7. Know that there will be dark days
As more time goes by and you put distance between you and the initial shock of the loss, you will experience some moments of joy and happiness, like before.
Don’t feel guilty about them. Allow them to soak into your heart and lift you. Because those moments of good feelings will come and go fleetingly at first.
You’ll welcome more of them as time passes and then, from out of the blue, there will be days when a wave of emotion takes you down. All normal.
Grief makes its own rules. And, those rules are unique to each of us in terms of how long grief sticks around. You’re not alone.
8. Create a ritual
Everyone has their own coping mechanisms when it comes to grief. Each time someone I love passes it gives me an opportunity to dedicate something to them.
For each parent, I planted a tree. I can sit under those trees and have a chat, which brings me comfort.
For one brother, I bought something to wear to keep him near to my heart.
For another brother, I took one of the wooden boxes he made for me and I put it on my bureau, where I store my jewellery each night so I can touch something he touched.
For my pets, I put ornaments in my garden.
I feel closer to each of them every day because of these rituals.
What can you do to keep your connection to your loved ones close to your heart?
9. Find the gratitude
Rather than feeling “lost”, choose to feel found. Choose to “have” rather than to lose. It’s a simple (yet not easy) mindset shift.
Make a choice to find the blessings in knowing your loved one, warts, wrinkles and all. This, above all else, will help you work through the loss and grief in your life. Make a list of all the good, the bad and the ugly of your loved one. Add one thing about each item on your list that you are grateful for, despite the wart. It may be as simple as a lesson you learned, or a precious moment you shared. If other members of your family or friends are struggling too, engage them in this exercise with you.
Finding gratitude as a community is very powerful. Replacing the sense of loss with a feeling of gratefulness begins to fill the hole left in your heart.
Allow time to feel the loss, to experience how it changes your life and to heal, so you can find your way forward – in your own time, in your own way
10. Make sense of moving through loss and grief
With grief of every kind, we must allow the emotions to come and flow through us so we can ultimately let them go.
This takes time. The time it takes cannot be dictated by anyone else but you.
The ebb and flow of those emotions can feel gentle or turbulent. It can send you into a tailspin or draw you inward to reflect.
It may leave you feeling relieved and ready to move on or it can hold you in its grip for months or years at a time.
Everyone is different. Every loss is different. Be gentle with yourself.

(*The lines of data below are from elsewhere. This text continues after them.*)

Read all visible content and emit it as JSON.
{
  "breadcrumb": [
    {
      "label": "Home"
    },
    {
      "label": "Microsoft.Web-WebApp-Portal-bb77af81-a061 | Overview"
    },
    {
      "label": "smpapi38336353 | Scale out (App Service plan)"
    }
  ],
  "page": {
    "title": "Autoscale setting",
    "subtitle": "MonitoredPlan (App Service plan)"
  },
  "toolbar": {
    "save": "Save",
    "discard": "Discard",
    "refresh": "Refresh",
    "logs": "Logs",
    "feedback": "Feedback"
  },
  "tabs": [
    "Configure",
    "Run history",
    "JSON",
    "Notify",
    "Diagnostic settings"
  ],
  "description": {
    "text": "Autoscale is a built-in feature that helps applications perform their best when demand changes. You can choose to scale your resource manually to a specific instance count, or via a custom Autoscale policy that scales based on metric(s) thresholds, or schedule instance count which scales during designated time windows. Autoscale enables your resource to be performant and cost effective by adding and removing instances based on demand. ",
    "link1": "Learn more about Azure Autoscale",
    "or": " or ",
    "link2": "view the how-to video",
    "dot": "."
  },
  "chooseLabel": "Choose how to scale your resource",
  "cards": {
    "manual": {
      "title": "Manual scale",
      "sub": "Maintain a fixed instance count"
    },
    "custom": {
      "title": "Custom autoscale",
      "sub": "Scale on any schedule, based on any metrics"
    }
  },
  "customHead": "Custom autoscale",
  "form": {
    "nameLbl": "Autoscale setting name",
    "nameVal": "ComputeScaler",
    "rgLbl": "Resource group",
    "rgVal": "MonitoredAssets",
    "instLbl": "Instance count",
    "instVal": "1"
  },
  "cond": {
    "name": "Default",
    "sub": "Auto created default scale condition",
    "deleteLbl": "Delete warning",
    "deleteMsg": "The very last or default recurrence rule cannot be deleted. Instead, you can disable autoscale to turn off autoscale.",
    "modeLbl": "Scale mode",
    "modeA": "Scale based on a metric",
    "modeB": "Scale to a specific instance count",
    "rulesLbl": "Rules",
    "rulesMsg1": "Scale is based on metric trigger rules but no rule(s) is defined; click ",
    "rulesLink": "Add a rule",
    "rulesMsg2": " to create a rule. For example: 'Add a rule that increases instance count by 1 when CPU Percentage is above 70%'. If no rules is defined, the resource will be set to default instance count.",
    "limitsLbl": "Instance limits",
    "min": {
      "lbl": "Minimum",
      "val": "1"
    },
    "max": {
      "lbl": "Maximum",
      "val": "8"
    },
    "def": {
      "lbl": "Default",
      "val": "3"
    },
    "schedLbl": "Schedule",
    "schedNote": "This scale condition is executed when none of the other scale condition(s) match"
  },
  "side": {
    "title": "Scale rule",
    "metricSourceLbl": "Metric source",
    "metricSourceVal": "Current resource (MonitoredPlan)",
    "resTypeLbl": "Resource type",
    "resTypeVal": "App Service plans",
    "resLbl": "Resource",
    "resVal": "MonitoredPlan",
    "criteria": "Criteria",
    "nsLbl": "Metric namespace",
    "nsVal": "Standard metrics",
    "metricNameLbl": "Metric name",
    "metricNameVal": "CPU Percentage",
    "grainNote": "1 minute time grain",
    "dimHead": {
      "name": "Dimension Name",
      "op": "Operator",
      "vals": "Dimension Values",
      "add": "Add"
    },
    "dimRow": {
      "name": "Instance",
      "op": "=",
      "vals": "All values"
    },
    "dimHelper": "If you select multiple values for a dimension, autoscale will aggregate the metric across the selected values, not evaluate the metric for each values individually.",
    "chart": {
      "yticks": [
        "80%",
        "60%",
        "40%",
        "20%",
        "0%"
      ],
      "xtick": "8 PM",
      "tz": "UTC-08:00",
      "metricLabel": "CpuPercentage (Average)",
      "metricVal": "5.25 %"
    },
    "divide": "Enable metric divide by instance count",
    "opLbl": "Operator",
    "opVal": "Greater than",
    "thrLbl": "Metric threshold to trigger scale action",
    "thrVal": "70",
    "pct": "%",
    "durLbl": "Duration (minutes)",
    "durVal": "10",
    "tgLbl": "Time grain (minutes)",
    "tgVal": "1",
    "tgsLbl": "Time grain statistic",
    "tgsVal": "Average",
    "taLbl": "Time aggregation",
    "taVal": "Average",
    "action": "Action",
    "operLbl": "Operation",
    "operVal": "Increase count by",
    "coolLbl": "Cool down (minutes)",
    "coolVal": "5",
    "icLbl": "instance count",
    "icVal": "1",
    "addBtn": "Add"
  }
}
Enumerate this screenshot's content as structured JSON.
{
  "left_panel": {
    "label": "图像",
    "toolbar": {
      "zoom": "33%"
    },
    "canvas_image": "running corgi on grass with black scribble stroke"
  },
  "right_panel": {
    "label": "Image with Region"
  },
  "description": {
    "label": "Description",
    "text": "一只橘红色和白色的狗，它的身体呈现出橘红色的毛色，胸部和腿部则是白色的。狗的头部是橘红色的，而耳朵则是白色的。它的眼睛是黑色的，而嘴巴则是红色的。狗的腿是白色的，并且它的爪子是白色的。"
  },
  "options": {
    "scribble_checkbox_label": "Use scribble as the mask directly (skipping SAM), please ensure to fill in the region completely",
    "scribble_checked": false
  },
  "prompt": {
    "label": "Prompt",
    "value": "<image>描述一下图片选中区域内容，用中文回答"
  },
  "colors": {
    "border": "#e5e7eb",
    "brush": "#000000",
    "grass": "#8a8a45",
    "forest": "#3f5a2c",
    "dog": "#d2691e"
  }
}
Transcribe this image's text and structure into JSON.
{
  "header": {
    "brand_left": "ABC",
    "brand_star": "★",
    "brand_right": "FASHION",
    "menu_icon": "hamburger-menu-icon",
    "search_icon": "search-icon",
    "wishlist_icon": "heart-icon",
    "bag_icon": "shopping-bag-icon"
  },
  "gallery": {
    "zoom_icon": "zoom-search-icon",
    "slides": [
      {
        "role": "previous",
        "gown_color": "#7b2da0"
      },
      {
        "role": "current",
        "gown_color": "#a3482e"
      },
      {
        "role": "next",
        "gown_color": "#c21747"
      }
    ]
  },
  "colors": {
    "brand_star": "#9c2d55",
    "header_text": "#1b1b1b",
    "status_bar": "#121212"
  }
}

Allow time to feel the loss, to experience how it changes your life and to heal, so you can find your way forward – in your own time, in your own way.
During this time, you may feel despondent or depressed. You may seclude yourself and prefer to be alone.
When something major happens in my life, I tend to spend some time with the covers pulled over my head. I don’t talk much because I’m processing things in my head and reconciling the hurt in my heart.
There’s nothing wrong with that unless the thoughts in your head take you down a rabbit hole that you can’t crawl out of.
I’ve learned to reach out and talk about it with people I trust, who will not judge me.
And sometimes, I write – just write and write and write – about how I’m feeling and what I’m thinking.
When I voice my thoughts and feelings, whether out loud so someone can hear me, or silently as I write, they don’t feel so scary.
If this happens to you, think about who in your world can listen, allow you to cry and pour out your feelings, while they pour back into you some love and comfort.
María Tomás-Keegan is a certified Life Coach for Women, and founder of ‘Transition & Thrive with María’. Her work often focuses on helping people cope with grief, loss and emotional pain.
This article was originally published at TransitionAndThriveWithMaria.com. Reprinted with permission from the author.
Clarens, Free State Province